**WHAT THIS TASK INVOLVES:**
In the data that follows, every line containing the word "icon" should be returned.

[EXERCISE DATA]

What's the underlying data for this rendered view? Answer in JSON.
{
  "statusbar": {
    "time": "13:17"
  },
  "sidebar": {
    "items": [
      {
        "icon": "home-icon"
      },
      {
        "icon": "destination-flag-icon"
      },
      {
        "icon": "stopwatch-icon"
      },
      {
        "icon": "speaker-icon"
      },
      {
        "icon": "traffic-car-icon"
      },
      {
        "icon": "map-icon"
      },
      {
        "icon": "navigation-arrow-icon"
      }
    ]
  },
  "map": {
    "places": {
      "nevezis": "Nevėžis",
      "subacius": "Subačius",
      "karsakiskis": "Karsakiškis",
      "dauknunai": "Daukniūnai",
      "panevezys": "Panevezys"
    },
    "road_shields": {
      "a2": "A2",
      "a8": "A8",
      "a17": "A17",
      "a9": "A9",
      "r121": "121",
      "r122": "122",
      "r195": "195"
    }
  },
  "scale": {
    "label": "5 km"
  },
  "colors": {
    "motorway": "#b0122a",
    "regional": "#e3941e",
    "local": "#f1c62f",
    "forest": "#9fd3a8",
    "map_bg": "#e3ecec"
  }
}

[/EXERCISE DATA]

**RESULT OF THE TASK:**
        "icon": "home-icon"
        "icon": "destination-flag-icon"
        "icon": "stopwatch-icon"
        "icon": "speaker-icon"
        "icon": "traffic-car-icon"
        "icon": "map-icon"
        "icon": "navigation-arrow-icon"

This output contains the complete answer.